→ WORK ITEM: Your task is to return the listing below word for word, without any of its images.
<<<<
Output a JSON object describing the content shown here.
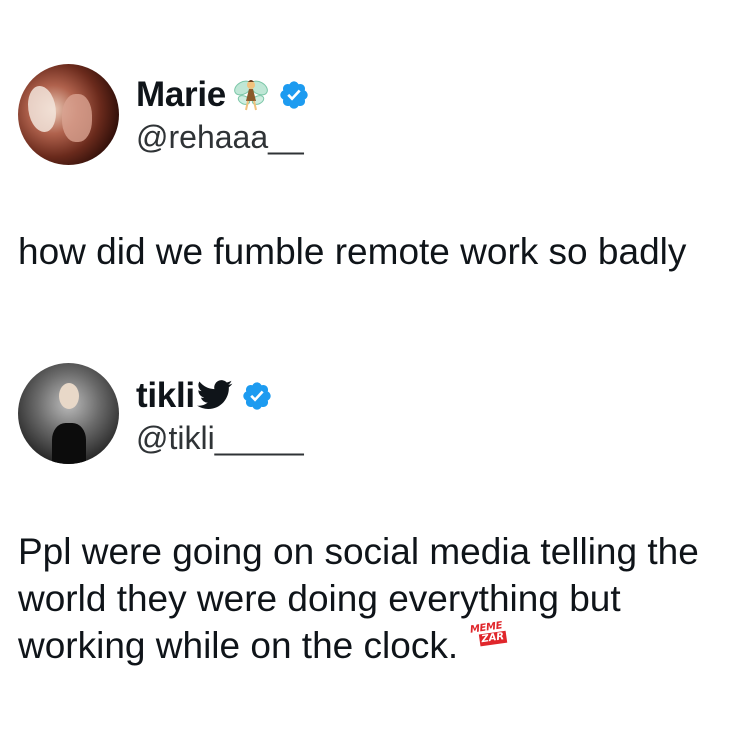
{
  "tweets": [
    {
      "display_name": "Marie",
      "name_emoji": "fairy-icon",
      "verified": true,
      "handle": "@rehaaa__",
      "text": "how did we fumble remote work so badly"
    },
    {
      "display_name": "tikli",
      "name_emoji": "bird-icon",
      "verified": true,
      "handle": "@tikli_____",
      "text": "Ppl were going on social media telling the world they were doing everything but working while on the clock."
    }
  ],
  "watermark": {
    "line1": "MEME",
    "line2": "ZAR"
  },
  "colors": {
    "verified": "#1d9bf0",
    "text": "#0f1419",
    "handle": "#2f3336",
    "watermark": "#e0262b"
  }
}
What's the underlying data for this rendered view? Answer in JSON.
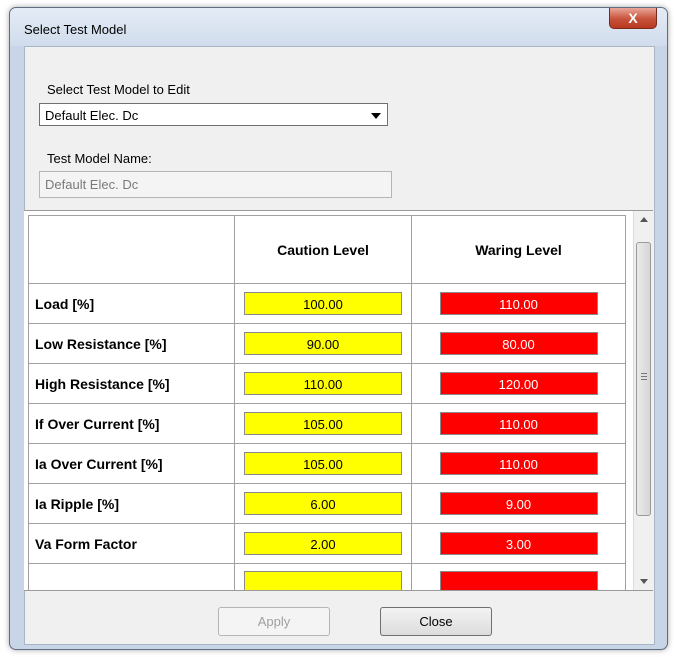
{
  "window": {
    "title": "Select Test Model",
    "close_icon": "X"
  },
  "form": {
    "select_label": "Select Test Model to Edit",
    "selected_model": "Default Elec. Dc",
    "name_label": "Test Model Name:",
    "name_value": "Default Elec. Dc"
  },
  "grid": {
    "columns": [
      "",
      "Caution Level",
      "Waring Level"
    ],
    "rows": [
      {
        "label": "Load [%]",
        "caution": "100.00",
        "warning": "110.00"
      },
      {
        "label": "Low Resistance [%]",
        "caution": "90.00",
        "warning": "80.00"
      },
      {
        "label": "High Resistance [%]",
        "caution": "110.00",
        "warning": "120.00"
      },
      {
        "label": "If Over Current [%]",
        "caution": "105.00",
        "warning": "110.00"
      },
      {
        "label": "Ia Over Current [%]",
        "caution": "105.00",
        "warning": "110.00"
      },
      {
        "label": "Ia Ripple [%]",
        "caution": "6.00",
        "warning": "9.00"
      },
      {
        "label": "Va Form Factor",
        "caution": "2.00",
        "warning": "3.00"
      },
      {
        "label": "",
        "caution": "",
        "warning": ""
      }
    ],
    "caution_color": "#ffff00",
    "warning_color": "#ff0000"
  },
  "buttons": {
    "apply": "Apply",
    "close": "Close"
  }
}
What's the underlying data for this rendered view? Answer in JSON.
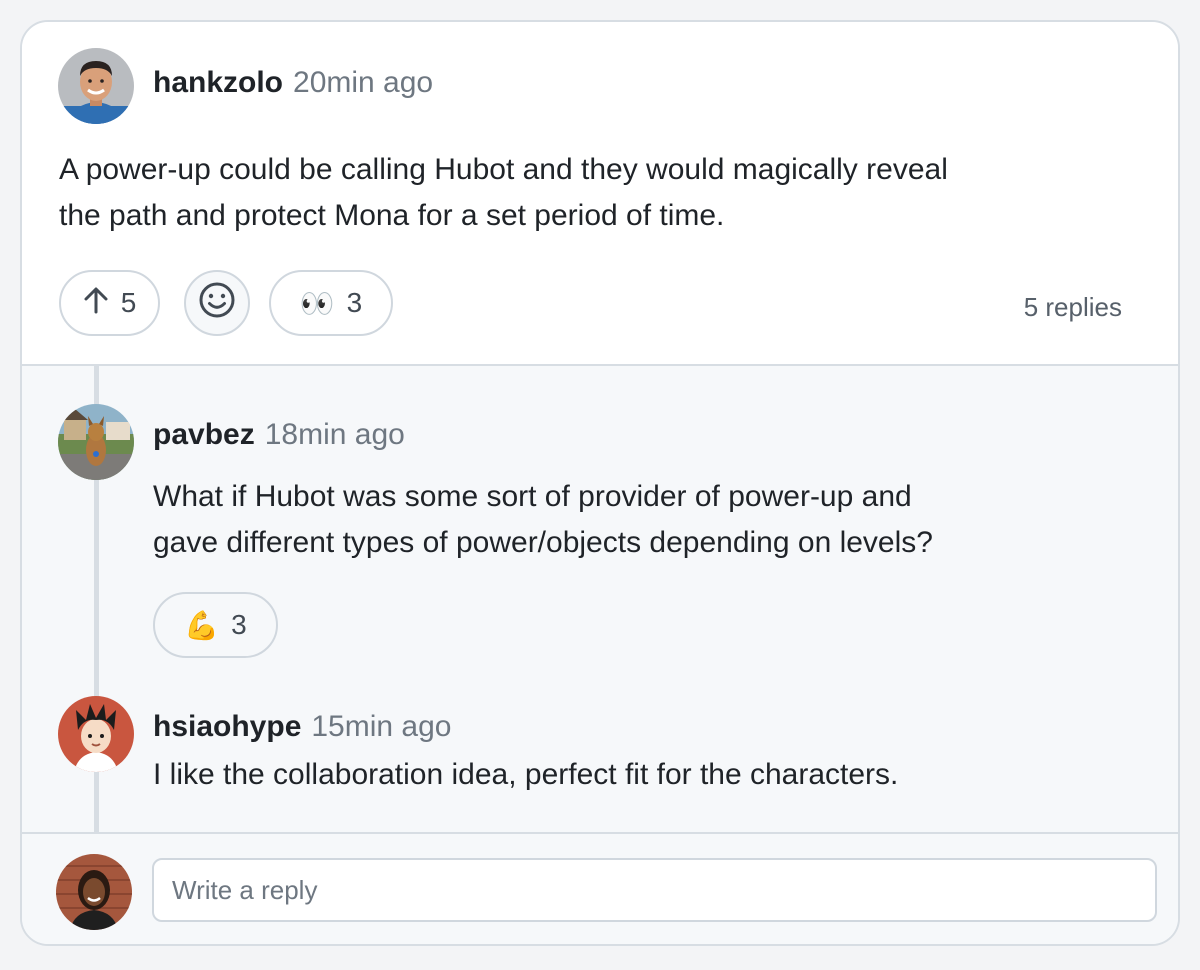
{
  "main_post": {
    "author": "hankzolo",
    "timestamp": "20min ago",
    "body_line1": "A power-up could be calling Hubot and they would magically reveal",
    "body_line2": "the path and protect Mona for a set period of time.",
    "upvote_count": "5",
    "eyes_emoji": "👀",
    "eyes_count": "3",
    "replies_label": "5 replies"
  },
  "replies": [
    {
      "author": "pavbez",
      "timestamp": "18min ago",
      "body_line1": "What if Hubot was some sort of provider of power-up and",
      "body_line2": "gave different types of power/objects depending on levels?",
      "reaction_emoji": "💪",
      "reaction_count": "3"
    },
    {
      "author": "hsiaohype",
      "timestamp": "15min ago",
      "body_line1": "I like the collaboration idea, perfect fit for the characters."
    }
  ],
  "reply_box": {
    "placeholder": "Write a reply"
  },
  "icons": {
    "upvote": "arrow-up-icon",
    "add_reaction": "smiley-icon"
  },
  "colors": {
    "card_bg": "#f6f8fa",
    "post_bg": "#ffffff",
    "border": "#d7dde3",
    "muted_text": "#6e7781"
  }
}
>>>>
→ OUTPUT FOR THIS EXERCISE:
Output a JSON object describing the content shown here.
{
  "tweets": [
    {
      "display_name": "Marie",
      "name_emoji": "fairy-icon",
      "verified": true,
      "handle": "@rehaaa__",
      "text": "how did we fumble remote work so badly"
    },
    {
      "display_name": "tikli",
      "name_emoji": "bird-icon",
      "verified": true,
      "handle": "@tikli_____",
      "text": "Ppl were going on social media telling the world they were doing everything but working while on the clock."
    }
  ],
  "watermark": {
    "line1": "MEME",
    "line2": "ZAR"
  },
  "colors": {
    "verified": "#1d9bf0",
    "text": "#0f1419",
    "handle": "#2f3336",
    "watermark": "#e0262b"
  }
}
What's the underlying data for this rendered view? Answer in JSON.
{
  "window": {
    "title": "Select Test Model",
    "close_icon": "X"
  },
  "form": {
    "select_label": "Select Test Model to Edit",
    "selected_model": "Default Elec. Dc",
    "name_label": "Test Model Name:",
    "name_value": "Default Elec. Dc"
  },
  "grid": {
    "columns": [
      "",
      "Caution Level",
      "Waring Level"
    ],
    "rows": [
      {
        "label": "Load [%]",
        "caution": "100.00",
        "warning": "110.00"
      },
      {
        "label": "Low Resistance [%]",
        "caution": "90.00",
        "warning": "80.00"
      },
      {
        "label": "High Resistance [%]",
        "caution": "110.00",
        "warning": "120.00"
      },
      {
        "label": "If Over Current [%]",
        "caution": "105.00",
        "warning": "110.00"
      },
      {
        "label": "Ia Over Current [%]",
        "caution": "105.00",
        "warning": "110.00"
      },
      {
        "label": "Ia Ripple [%]",
        "caution": "6.00",
        "warning": "9.00"
      },
      {
        "label": "Va Form Factor",
        "caution": "2.00",
        "warning": "3.00"
      },
      {
        "label": "",
        "caution": "",
        "warning": ""
      }
    ],
    "caution_color": "#ffff00",
    "warning_color": "#ff0000"
  },
  "buttons": {
    "apply": "Apply",
    "close": "Close"
  }
}
What's the underlying data for this rendered view? Answer in JSON.
{
  "main_post": {
    "author": "hankzolo",
    "timestamp": "20min ago",
    "body_line1": "A power-up could be calling Hubot and they would magically reveal",
    "body_line2": "the path and protect Mona for a set period of time.",
    "upvote_count": "5",
    "eyes_emoji": "👀",
    "eyes_count": "3",
    "replies_label": "5 replies"
  },
  "replies": [
    {
      "author": "pavbez",
      "timestamp": "18min ago",
      "body_line1": "What if Hubot was some sort of provider of power-up and",
      "body_line2": "gave different types of power/objects depending on levels?",
      "reaction_emoji": "💪",
      "reaction_count": "3"
    },
    {
      "author": "hsiaohype",
      "timestamp": "15min ago",
      "body_line1": "I like the collaboration idea, perfect fit for the characters."
    }
  ],
  "reply_box": {
    "placeholder": "Write a reply"
  },
  "icons": {
    "upvote": "arrow-up-icon",
    "add_reaction": "smiley-icon"
  },
  "colors": {
    "card_bg": "#f6f8fa",
    "post_bg": "#ffffff",
    "border": "#d7dde3",
    "muted_text": "#6e7781"
  }
}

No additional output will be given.